[Component data from apps and pages]
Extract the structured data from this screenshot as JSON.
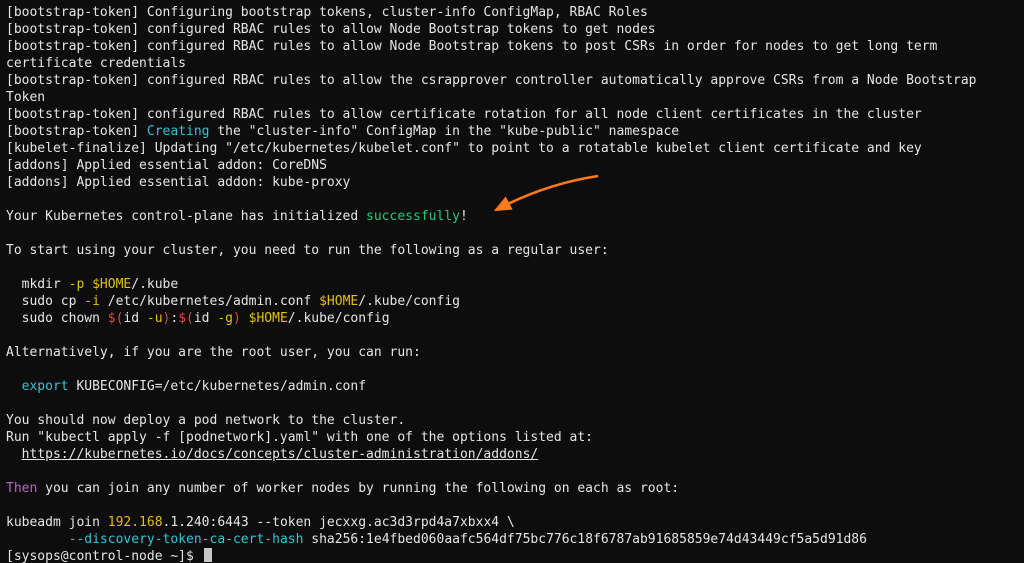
{
  "lines": [
    {
      "segments": [
        {
          "text": "[bootstrap-token] Configuring bootstrap tokens, cluster-info ConfigMap, RBAC Roles",
          "cls": "white"
        }
      ]
    },
    {
      "segments": [
        {
          "text": "[bootstrap-token] configured RBAC rules to allow Node Bootstrap tokens to get nodes",
          "cls": "white"
        }
      ]
    },
    {
      "segments": [
        {
          "text": "[bootstrap-token] configured RBAC rules to allow Node Bootstrap tokens to post CSRs in order for nodes to get long term certificate credentials",
          "cls": "white"
        }
      ]
    },
    {
      "segments": [
        {
          "text": "[bootstrap-token] configured RBAC rules to allow the csrapprover controller automatically approve CSRs from a Node Bootstrap Token",
          "cls": "white"
        }
      ]
    },
    {
      "segments": [
        {
          "text": "[bootstrap-token] configured RBAC rules to allow certificate rotation for all node client certificates in the cluster",
          "cls": "white"
        }
      ]
    },
    {
      "segments": [
        {
          "text": "[bootstrap-token] ",
          "cls": "white"
        },
        {
          "text": "Creating",
          "cls": "cyan"
        },
        {
          "text": " the \"cluster-info\" ConfigMap in the \"kube-public\" namespace",
          "cls": "white"
        }
      ]
    },
    {
      "segments": [
        {
          "text": "[kubelet-finalize] Updating \"/etc/kubernetes/kubelet.conf\" to point to a rotatable kubelet client certificate and key",
          "cls": "white"
        }
      ]
    },
    {
      "segments": [
        {
          "text": "[addons] Applied essential addon: CoreDNS",
          "cls": "white"
        }
      ]
    },
    {
      "segments": [
        {
          "text": "[addons] Applied essential addon: kube-proxy",
          "cls": "white"
        }
      ]
    },
    {
      "blank": true
    },
    {
      "segments": [
        {
          "text": "Your Kubernetes control-plane has initialized ",
          "cls": "white"
        },
        {
          "text": "successfully",
          "cls": "green"
        },
        {
          "text": "!",
          "cls": "white"
        }
      ]
    },
    {
      "blank": true
    },
    {
      "segments": [
        {
          "text": "To start using your cluster, you need to run the following as a regular user:",
          "cls": "white"
        }
      ]
    },
    {
      "blank": true
    },
    {
      "segments": [
        {
          "text": "  mkdir ",
          "cls": "white"
        },
        {
          "text": "-p",
          "cls": "yellow"
        },
        {
          "text": " ",
          "cls": "white"
        },
        {
          "text": "$HOME",
          "cls": "yellow"
        },
        {
          "text": "/.kube",
          "cls": "white"
        }
      ]
    },
    {
      "segments": [
        {
          "text": "  sudo cp ",
          "cls": "white"
        },
        {
          "text": "-i",
          "cls": "yellow"
        },
        {
          "text": " /etc/kubernetes/admin.conf ",
          "cls": "white"
        },
        {
          "text": "$HOME",
          "cls": "yellow"
        },
        {
          "text": "/.kube/config",
          "cls": "white"
        }
      ]
    },
    {
      "segments": [
        {
          "text": "  sudo chown ",
          "cls": "white"
        },
        {
          "text": "$(",
          "cls": "red"
        },
        {
          "text": "id ",
          "cls": "white"
        },
        {
          "text": "-u",
          "cls": "yellow"
        },
        {
          "text": ")",
          "cls": "red"
        },
        {
          "text": ":",
          "cls": "white"
        },
        {
          "text": "$(",
          "cls": "red"
        },
        {
          "text": "id ",
          "cls": "white"
        },
        {
          "text": "-g",
          "cls": "yellow"
        },
        {
          "text": ")",
          "cls": "red"
        },
        {
          "text": " ",
          "cls": "white"
        },
        {
          "text": "$HOME",
          "cls": "yellow"
        },
        {
          "text": "/.kube/config",
          "cls": "white"
        }
      ]
    },
    {
      "blank": true
    },
    {
      "segments": [
        {
          "text": "Alternatively, if you are the root user, you can run:",
          "cls": "white"
        }
      ]
    },
    {
      "blank": true
    },
    {
      "segments": [
        {
          "text": "  ",
          "cls": "white"
        },
        {
          "text": "export",
          "cls": "cyan"
        },
        {
          "text": " KUBECONFIG=/etc/kubernetes/admin.conf",
          "cls": "white"
        }
      ]
    },
    {
      "blank": true
    },
    {
      "segments": [
        {
          "text": "You should now deploy a pod network to the cluster.",
          "cls": "white"
        }
      ]
    },
    {
      "segments": [
        {
          "text": "Run \"kubectl apply -f [podnetwork].yaml\" with one of the options listed at:",
          "cls": "white"
        }
      ]
    },
    {
      "segments": [
        {
          "text": "  ",
          "cls": "white"
        },
        {
          "text": "https://kubernetes.io/docs/concepts/cluster-administration/addons/",
          "cls": "white under"
        }
      ]
    },
    {
      "blank": true
    },
    {
      "segments": [
        {
          "text": "Then",
          "cls": "magenta"
        },
        {
          "text": " you can join any number of worker nodes by running the following on each as root:",
          "cls": "white"
        }
      ]
    },
    {
      "blank": true
    },
    {
      "segments": [
        {
          "text": "kubeadm join ",
          "cls": "white"
        },
        {
          "text": "192.168",
          "cls": "yellow"
        },
        {
          "text": ".1.240:6443 --token jecxxg.ac3d3rpd4a7xbxx4 \\",
          "cls": "white"
        }
      ]
    },
    {
      "segments": [
        {
          "text": "        ",
          "cls": "white"
        },
        {
          "text": "--discovery-token-ca-cert-hash",
          "cls": "cyan"
        },
        {
          "text": " sha256:1e4fbed060aafc564df75bc776c18f6787ab91685859e74d43449cf5a5d91d86",
          "cls": "white"
        }
      ]
    },
    {
      "prompt": true,
      "segments": [
        {
          "text": "[sysops@control-node ~]$ ",
          "cls": "white"
        }
      ]
    }
  ],
  "annotation": {
    "color": "#ff7b1a"
  }
}
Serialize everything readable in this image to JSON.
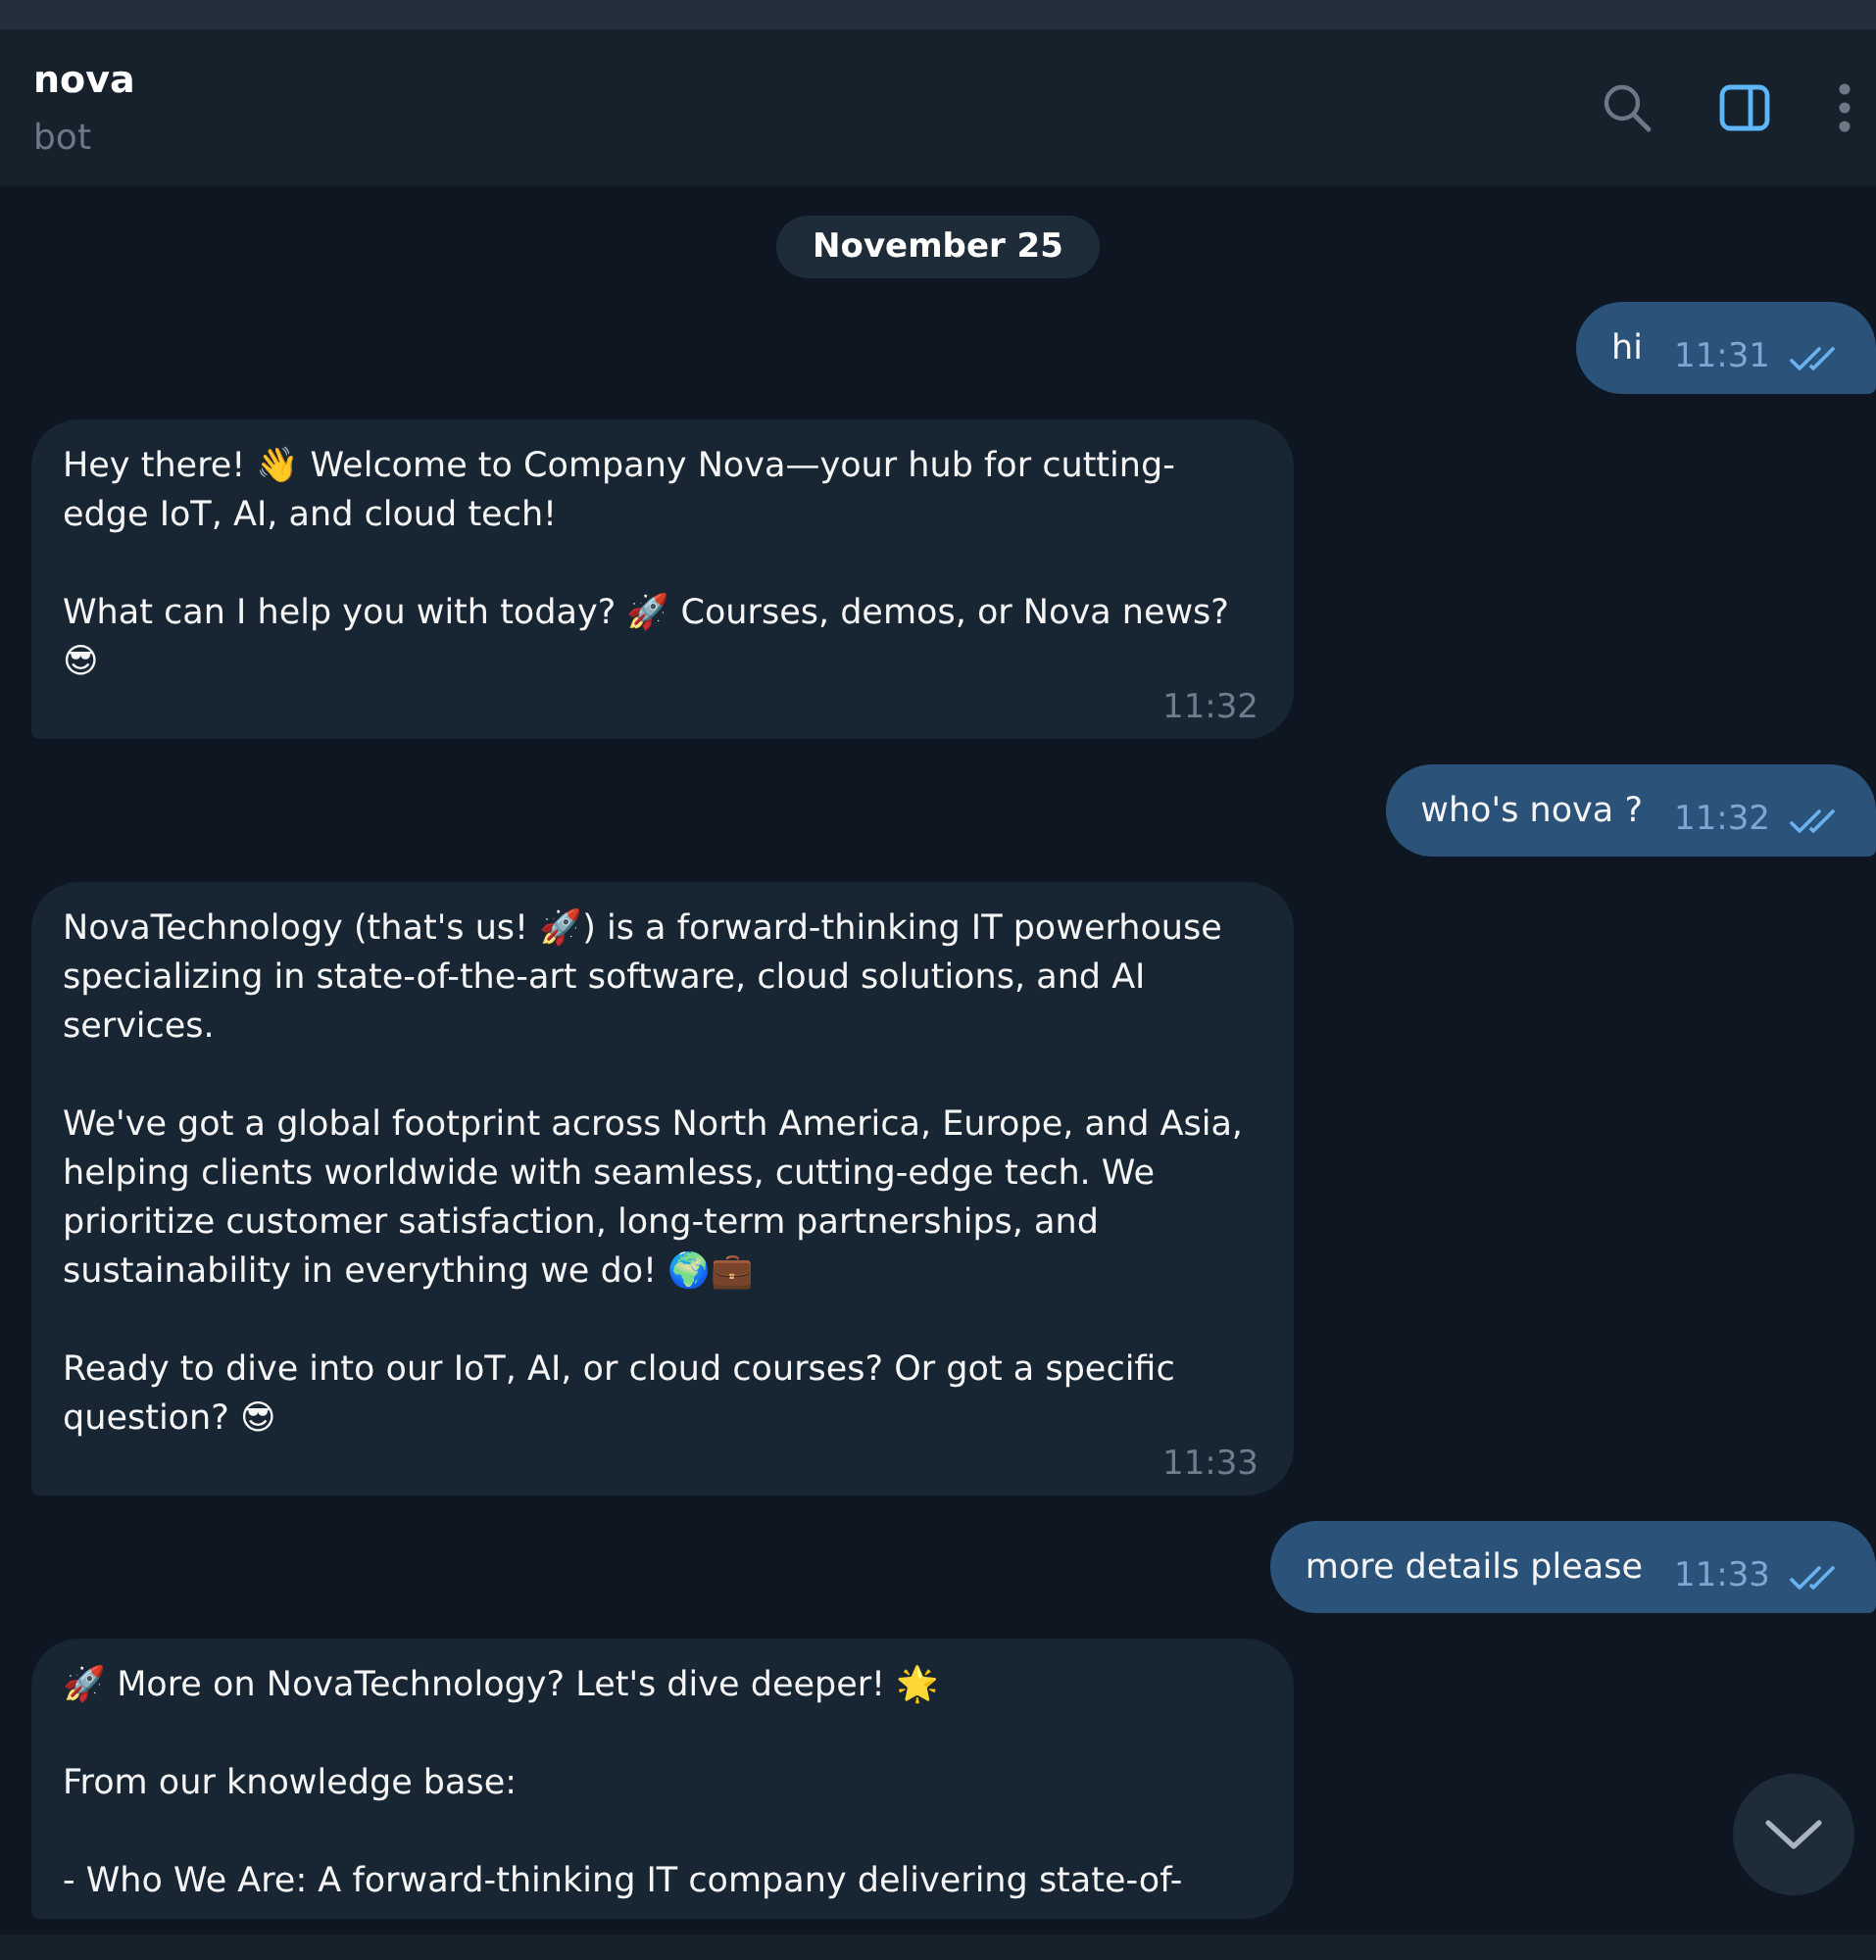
{
  "header": {
    "title": "nova",
    "subtitle": "bot"
  },
  "date_badge": "November 25",
  "messages": [
    {
      "kind": "outgoing",
      "text": "hi",
      "time": "11:31",
      "read": true
    },
    {
      "kind": "incoming",
      "text": "Hey there! 👋 Welcome to Company Nova—your hub for cutting-edge IoT, AI, and cloud tech!\n\nWhat can I help you with today? 🚀 Courses, demos, or Nova news? 😎",
      "time": "11:32"
    },
    {
      "kind": "outgoing",
      "text": "who's nova ?",
      "time": "11:32",
      "read": true
    },
    {
      "kind": "incoming",
      "text": "NovaTechnology (that's us! 🚀) is a forward-thinking IT powerhouse specializing in state-of-the-art software, cloud solutions, and AI services.\n\nWe've got a global footprint across North America, Europe, and Asia, helping clients worldwide with seamless, cutting-edge tech. We prioritize customer satisfaction, long-term partnerships, and sustainability in everything we do! 🌍💼\n\nReady to dive into our IoT, AI, or cloud courses? Or got a specific question? 😎",
      "time": "11:33"
    },
    {
      "kind": "outgoing",
      "text": "more details please",
      "time": "11:33",
      "read": true
    },
    {
      "kind": "incoming",
      "text": "🚀 More on NovaTechnology? Let's dive deeper! 🌟\n\nFrom our knowledge base:\n\n- Who We Are: A forward-thinking IT company delivering state-of-"
    }
  ]
}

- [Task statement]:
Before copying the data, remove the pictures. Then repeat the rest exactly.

- [Your solution]:
Extract the structured data from this screenshot as JSON.
{
  "lines": [
    {
      "segments": [
        {
          "text": "[bootstrap-token] Configuring bootstrap tokens, cluster-info ConfigMap, RBAC Roles",
          "cls": "white"
        }
      ]
    },
    {
      "segments": [
        {
          "text": "[bootstrap-token] configured RBAC rules to allow Node Bootstrap tokens to get nodes",
          "cls": "white"
        }
      ]
    },
    {
      "segments": [
        {
          "text": "[bootstrap-token] configured RBAC rules to allow Node Bootstrap tokens to post CSRs in order for nodes to get long term certificate credentials",
          "cls": "white"
        }
      ]
    },
    {
      "segments": [
        {
          "text": "[bootstrap-token] configured RBAC rules to allow the csrapprover controller automatically approve CSRs from a Node Bootstrap Token",
          "cls": "white"
        }
      ]
    },
    {
      "segments": [
        {
          "text": "[bootstrap-token] configured RBAC rules to allow certificate rotation for all node client certificates in the cluster",
          "cls": "white"
        }
      ]
    },
    {
      "segments": [
        {
          "text": "[bootstrap-token] ",
          "cls": "white"
        },
        {
          "text": "Creating",
          "cls": "cyan"
        },
        {
          "text": " the \"cluster-info\" ConfigMap in the \"kube-public\" namespace",
          "cls": "white"
        }
      ]
    },
    {
      "segments": [
        {
          "text": "[kubelet-finalize] Updating \"/etc/kubernetes/kubelet.conf\" to point to a rotatable kubelet client certificate and key",
          "cls": "white"
        }
      ]
    },
    {
      "segments": [
        {
          "text": "[addons] Applied essential addon: CoreDNS",
          "cls": "white"
        }
      ]
    },
    {
      "segments": [
        {
          "text": "[addons] Applied essential addon: kube-proxy",
          "cls": "white"
        }
      ]
    },
    {
      "blank": true
    },
    {
      "segments": [
        {
          "text": "Your Kubernetes control-plane has initialized ",
          "cls": "white"
        },
        {
          "text": "successfully",
          "cls": "green"
        },
        {
          "text": "!",
          "cls": "white"
        }
      ]
    },
    {
      "blank": true
    },
    {
      "segments": [
        {
          "text": "To start using your cluster, you need to run the following as a regular user:",
          "cls": "white"
        }
      ]
    },
    {
      "blank": true
    },
    {
      "segments": [
        {
          "text": "  mkdir ",
          "cls": "white"
        },
        {
          "text": "-p",
          "cls": "yellow"
        },
        {
          "text": " ",
          "cls": "white"
        },
        {
          "text": "$HOME",
          "cls": "yellow"
        },
        {
          "text": "/.kube",
          "cls": "white"
        }
      ]
    },
    {
      "segments": [
        {
          "text": "  sudo cp ",
          "cls": "white"
        },
        {
          "text": "-i",
          "cls": "yellow"
        },
        {
          "text": " /etc/kubernetes/admin.conf ",
          "cls": "white"
        },
        {
          "text": "$HOME",
          "cls": "yellow"
        },
        {
          "text": "/.kube/config",
          "cls": "white"
        }
      ]
    },
    {
      "segments": [
        {
          "text": "  sudo chown ",
          "cls": "white"
        },
        {
          "text": "$(",
          "cls": "red"
        },
        {
          "text": "id ",
          "cls": "white"
        },
        {
          "text": "-u",
          "cls": "yellow"
        },
        {
          "text": ")",
          "cls": "red"
        },
        {
          "text": ":",
          "cls": "white"
        },
        {
          "text": "$(",
          "cls": "red"
        },
        {
          "text": "id ",
          "cls": "white"
        },
        {
          "text": "-g",
          "cls": "yellow"
        },
        {
          "text": ")",
          "cls": "red"
        },
        {
          "text": " ",
          "cls": "white"
        },
        {
          "text": "$HOME",
          "cls": "yellow"
        },
        {
          "text": "/.kube/config",
          "cls": "white"
        }
      ]
    },
    {
      "blank": true
    },
    {
      "segments": [
        {
          "text": "Alternatively, if you are the root user, you can run:",
          "cls": "white"
        }
      ]
    },
    {
      "blank": true
    },
    {
      "segments": [
        {
          "text": "  ",
          "cls": "white"
        },
        {
          "text": "export",
          "cls": "cyan"
        },
        {
          "text": " KUBECONFIG=/etc/kubernetes/admin.conf",
          "cls": "white"
        }
      ]
    },
    {
      "blank": true
    },
    {
      "segments": [
        {
          "text": "You should now deploy a pod network to the cluster.",
          "cls": "white"
        }
      ]
    },
    {
      "segments": [
        {
          "text": "Run \"kubectl apply -f [podnetwork].yaml\" with one of the options listed at:",
          "cls": "white"
        }
      ]
    },
    {
      "segments": [
        {
          "text": "  ",
          "cls": "white"
        },
        {
          "text": "https://kubernetes.io/docs/concepts/cluster-administration/addons/",
          "cls": "white under"
        }
      ]
    },
    {
      "blank": true
    },
    {
      "segments": [
        {
          "text": "Then",
          "cls": "magenta"
        },
        {
          "text": " you can join any number of worker nodes by running the following on each as root:",
          "cls": "white"
        }
      ]
    },
    {
      "blank": true
    },
    {
      "segments": [
        {
          "text": "kubeadm join ",
          "cls": "white"
        },
        {
          "text": "192.168",
          "cls": "yellow"
        },
        {
          "text": ".1.240:6443 --token jecxxg.ac3d3rpd4a7xbxx4 \\",
          "cls": "white"
        }
      ]
    },
    {
      "segments": [
        {
          "text": "        ",
          "cls": "white"
        },
        {
          "text": "--discovery-token-ca-cert-hash",
          "cls": "cyan"
        },
        {
          "text": " sha256:1e4fbed060aafc564df75bc776c18f6787ab91685859e74d43449cf5a5d91d86",
          "cls": "white"
        }
      ]
    },
    {
      "prompt": true,
      "segments": [
        {
          "text": "[sysops@control-node ~]$ ",
          "cls": "white"
        }
      ]
    }
  ],
  "annotation": {
    "color": "#ff7b1a"
  }
}
Serialize everything readable in this image to JSON.
{
  "header": {
    "title": "nova",
    "subtitle": "bot"
  },
  "date_badge": "November 25",
  "messages": [
    {
      "kind": "outgoing",
      "text": "hi",
      "time": "11:31",
      "read": true
    },
    {
      "kind": "incoming",
      "text": "Hey there! 👋 Welcome to Company Nova—your hub for cutting-edge IoT, AI, and cloud tech!\n\nWhat can I help you with today? 🚀 Courses, demos, or Nova news? 😎",
      "time": "11:32"
    },
    {
      "kind": "outgoing",
      "text": "who's nova ?",
      "time": "11:32",
      "read": true
    },
    {
      "kind": "incoming",
      "text": "NovaTechnology (that's us! 🚀) is a forward-thinking IT powerhouse specializing in state-of-the-art software, cloud solutions, and AI services.\n\nWe've got a global footprint across North America, Europe, and Asia, helping clients worldwide with seamless, cutting-edge tech. We prioritize customer satisfaction, long-term partnerships, and sustainability in everything we do! 🌍💼\n\nReady to dive into our IoT, AI, or cloud courses? Or got a specific question? 😎",
      "time": "11:33"
    },
    {
      "kind": "outgoing",
      "text": "more details please",
      "time": "11:33",
      "read": true
    },
    {
      "kind": "incoming",
      "text": "🚀 More on NovaTechnology? Let's dive deeper! 🌟\n\nFrom our knowledge base:\n\n- Who We Are: A forward-thinking IT company delivering state-of-"
    }
  ]
}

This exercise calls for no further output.